Germany is one of the European countries that is making efforts to become more eco-friendly – more recently, it has started to test an eHighway system that will host a lane for electric trucks.
The eHighway sitretches for 3.1 miles between Frankfurt and Darmstadt and hosts electric-diesel hybrid trucks that merge into the usual traffic while receiving power from the cables overhead.
Before this, the system was developed and tested on an abandoned military airfield near Berlin.
The test trucks are fitted with pantographs, sensor-fittied electric pickups that can reach above for the cables overhead, as well as batteries. If the cables are severed accidentally, they will shut down automatically. In addition to that, they are also equipped with an anti-icing system that should keep them operable even during the cold winter months.

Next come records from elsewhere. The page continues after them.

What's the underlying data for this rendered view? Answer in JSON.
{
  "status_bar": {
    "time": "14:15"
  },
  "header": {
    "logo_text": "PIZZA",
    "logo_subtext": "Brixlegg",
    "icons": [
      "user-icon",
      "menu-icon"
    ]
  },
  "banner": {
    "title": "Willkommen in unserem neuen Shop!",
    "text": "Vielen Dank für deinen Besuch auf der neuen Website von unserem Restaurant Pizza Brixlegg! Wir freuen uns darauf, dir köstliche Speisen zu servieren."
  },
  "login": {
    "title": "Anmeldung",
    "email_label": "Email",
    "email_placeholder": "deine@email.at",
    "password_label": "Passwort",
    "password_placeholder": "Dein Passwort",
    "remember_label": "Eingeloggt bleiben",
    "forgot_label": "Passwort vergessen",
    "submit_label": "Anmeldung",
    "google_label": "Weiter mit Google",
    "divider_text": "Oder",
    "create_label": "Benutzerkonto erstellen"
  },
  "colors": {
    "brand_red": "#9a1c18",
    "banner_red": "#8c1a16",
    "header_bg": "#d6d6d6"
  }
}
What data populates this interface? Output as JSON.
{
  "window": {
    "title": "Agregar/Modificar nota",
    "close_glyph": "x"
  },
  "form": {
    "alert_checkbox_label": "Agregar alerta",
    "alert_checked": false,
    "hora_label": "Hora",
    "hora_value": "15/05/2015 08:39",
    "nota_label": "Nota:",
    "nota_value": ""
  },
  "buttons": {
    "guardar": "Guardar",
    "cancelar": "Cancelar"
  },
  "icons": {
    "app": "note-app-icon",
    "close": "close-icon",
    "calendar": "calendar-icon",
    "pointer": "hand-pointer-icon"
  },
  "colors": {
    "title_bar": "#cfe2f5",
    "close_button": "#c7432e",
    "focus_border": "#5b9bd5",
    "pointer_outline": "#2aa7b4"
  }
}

If the tests are successful, Germany will fit 1,000 Km (6,213 miles) of its highway network with the overhead cables. These cables will work as energy-reloading stations on-the-go, so to speak, which will give them more range, as the hybrids also carry a backup diesel motor.

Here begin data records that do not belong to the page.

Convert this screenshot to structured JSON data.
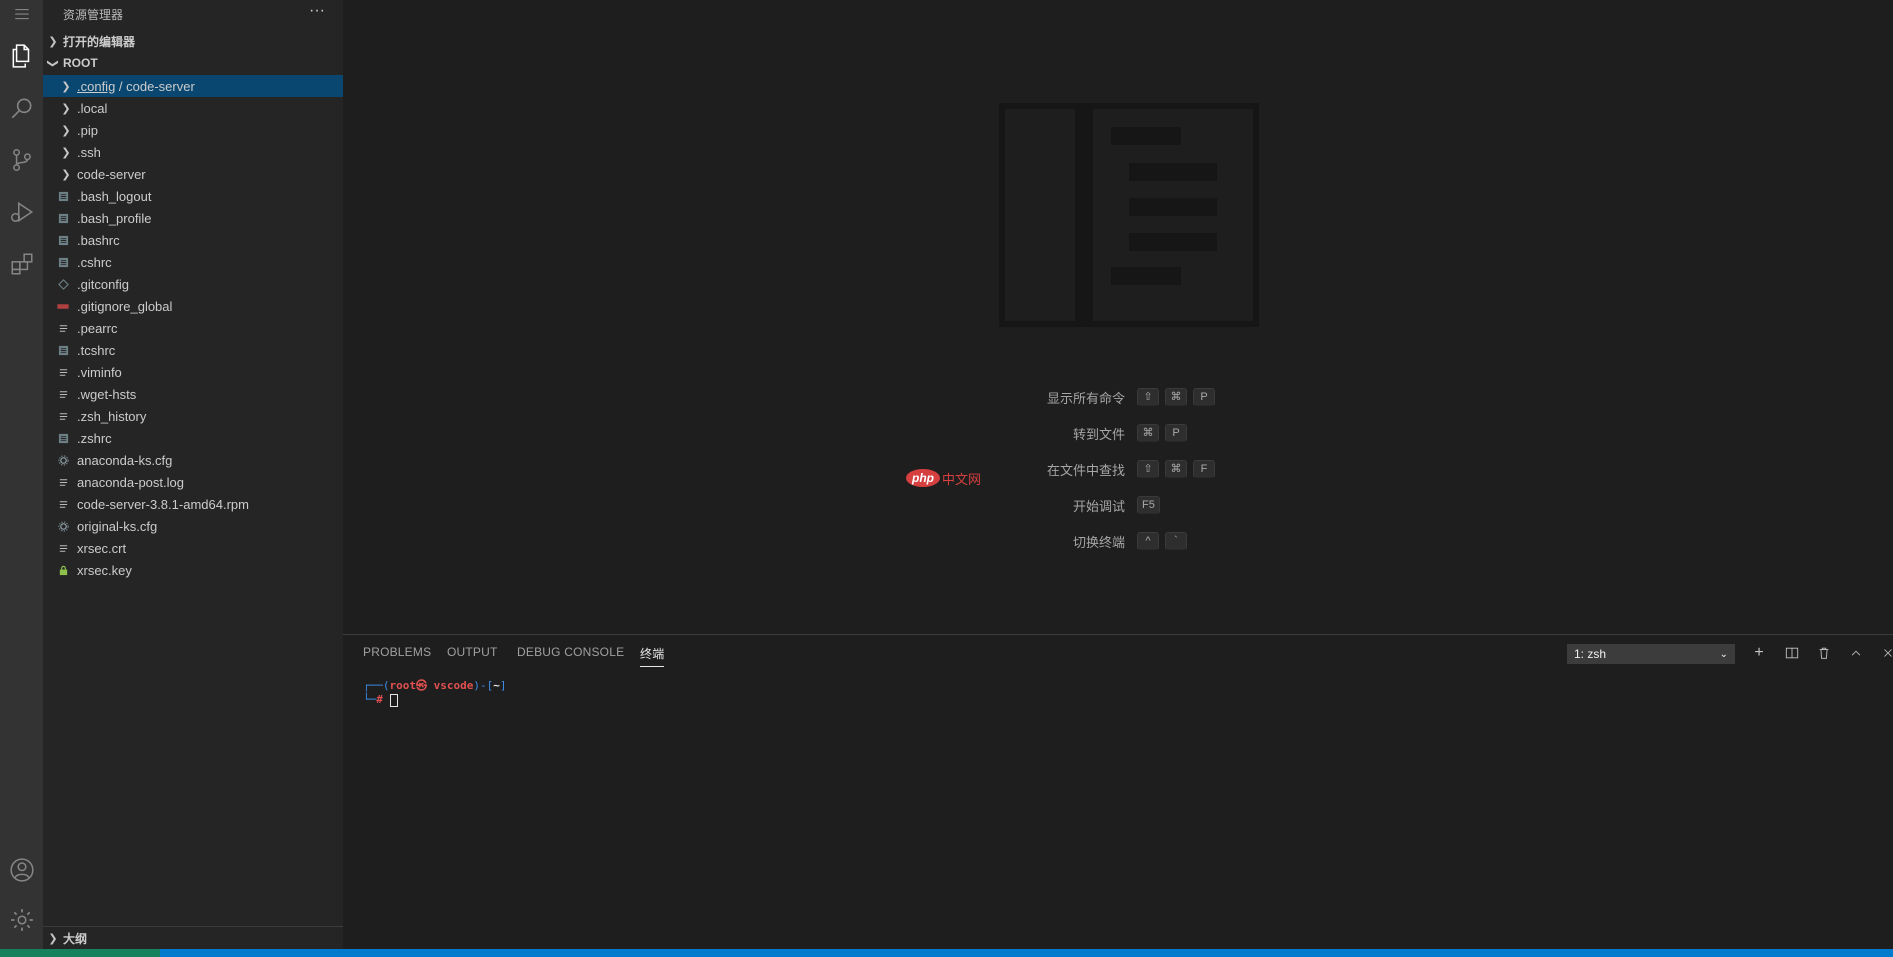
{
  "sidebar": {
    "title": "资源管理器",
    "more": "···",
    "open_editors": "打开的编辑器",
    "root": "ROOT",
    "outline": "大纲",
    "items": [
      {
        "prefix": ".config",
        "sep": " / ",
        "suffix": "code-server",
        "type": "folder"
      },
      {
        "label": ".local",
        "type": "folder"
      },
      {
        "label": ".pip",
        "type": "folder"
      },
      {
        "label": ".ssh",
        "type": "folder"
      },
      {
        "label": "code-server",
        "type": "folder"
      },
      {
        "label": ".bash_logout",
        "type": "file"
      },
      {
        "label": ".bash_profile",
        "type": "file"
      },
      {
        "label": ".bashrc",
        "type": "file"
      },
      {
        "label": ".cshrc",
        "type": "file"
      },
      {
        "label": ".gitconfig",
        "type": "git"
      },
      {
        "label": ".gitignore_global",
        "type": "gitignore"
      },
      {
        "label": ".pearrc",
        "type": "text"
      },
      {
        "label": ".tcshrc",
        "type": "file"
      },
      {
        "label": ".viminfo",
        "type": "text"
      },
      {
        "label": ".wget-hsts",
        "type": "text"
      },
      {
        "label": ".zsh_history",
        "type": "text"
      },
      {
        "label": ".zshrc",
        "type": "file"
      },
      {
        "label": "anaconda-ks.cfg",
        "type": "gear"
      },
      {
        "label": "anaconda-post.log",
        "type": "text"
      },
      {
        "label": "code-server-3.8.1-amd64.rpm",
        "type": "text"
      },
      {
        "label": "original-ks.cfg",
        "type": "gear"
      },
      {
        "label": "xrsec.crt",
        "type": "text"
      },
      {
        "label": "xrsec.key",
        "type": "lock"
      }
    ]
  },
  "welcome": {
    "shortcuts": [
      {
        "label": "显示所有命令",
        "keys": [
          "⇧",
          "⌘",
          "P"
        ]
      },
      {
        "label": "转到文件",
        "keys": [
          "⌘",
          "P"
        ]
      },
      {
        "label": "在文件中查找",
        "keys": [
          "⇧",
          "⌘",
          "F"
        ]
      },
      {
        "label": "开始调试",
        "keys": [
          "F5"
        ]
      },
      {
        "label": "切换终端",
        "keys": [
          "^",
          "`"
        ]
      }
    ],
    "watermark": {
      "logo": "php",
      "text": "中文网"
    }
  },
  "panel": {
    "tabs": [
      "PROBLEMS",
      "OUTPUT",
      "DEBUG CONSOLE",
      "终端"
    ],
    "active_tab": "终端",
    "terminal_select": "1: zsh",
    "terminal": {
      "line1_prefix": "┌──(",
      "user": "root㉿",
      "host": " vscode",
      "line1_mid": ")-[",
      "path": "~",
      "line1_end": "]",
      "line2_prefix": "└─",
      "prompt": "#"
    }
  },
  "colors": {
    "activity_bar": "#333333",
    "sidebar": "#252526",
    "editor": "#1e1e1e",
    "selection": "#094771",
    "statusbar": "#007acc",
    "terminal_red": "#e05050",
    "terminal_blue": "#3b8eea"
  }
}
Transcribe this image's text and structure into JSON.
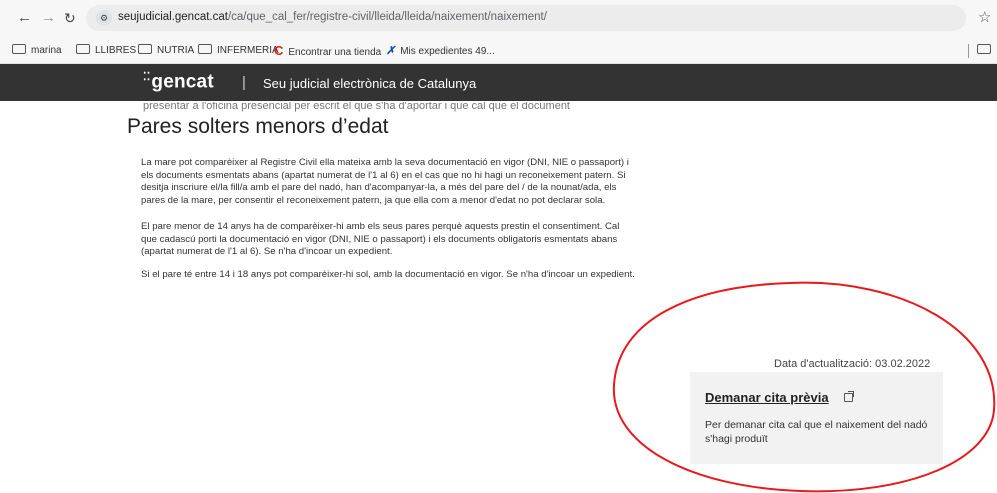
{
  "browser": {
    "url_host": "seujudicial.gencat.cat",
    "url_path": "/ca/que_cal_fer/registre-civil/lleida/lleida/naixement/naixement/",
    "bookmarks": [
      "marina",
      "LLIBRES",
      "NUTRIA",
      "INFERMERIA",
      "Encontrar una tienda",
      "Mis expedientes 49..."
    ]
  },
  "header": {
    "logo": "gencat",
    "separator": "|",
    "title": "Seu judicial electrònica de Catalunya"
  },
  "content": {
    "cut_line": "presentar a l'oficina presencial per escrit el que s'ha d'aportar i que cal que el document",
    "heading": "Pares solters menors d’edat",
    "paragraphs": [
      "La mare pot comparèixer al Registre Civil ella mateixa amb la seva documentació en vigor (DNI, NIE o passaport) i els documents esmentats abans (apartat numerat de l'1 al 6) en el cas que no hi hagi un reconeixement patern. Si desitja inscriure el/la fill/a amb el pare del nadó, han d'acompanyar-la, a més del pare del / de la nounat/ada, els pares de la mare, per consentir el reconeixement patern, ja que ella com a menor d'edat no pot declarar sola.",
      "El pare menor de 14 anys ha de comparèixer-hi amb els seus pares perquè aquests prestin el consentiment. Cal que cadascú porti la documentació en vigor (DNI, NIE o passaport) i els documents obligatoris esmentats abans (apartat numerat de l'1 al 6). Se n'ha d'incoar un expedient.",
      "Si el pare té entre 14 i 18 anys pot comparèixer-hi sol, amb la documentació en vigor. Se n'ha d'incoar un expedient."
    ]
  },
  "update_date": "Data d'actualització: 03.02.2022",
  "cita_card": {
    "link": "Demanar cita prèvia",
    "description": "Per demanar cita cal que el naixement del nadó s'hagi produït"
  },
  "colors": {
    "header_bg": "#333333",
    "annotation": "#e8191c"
  }
}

It’s still going to be a while until Germany will see all or most of its trucks run on this system across the country – 10% of the road’s daily vehicles that cross its highways are trucks and out of those, only 5 of them run the electrified stretch of road.
But this move might encourage truck companies to give electric a go, considering these vehicles could go on for longer drives on a single charge.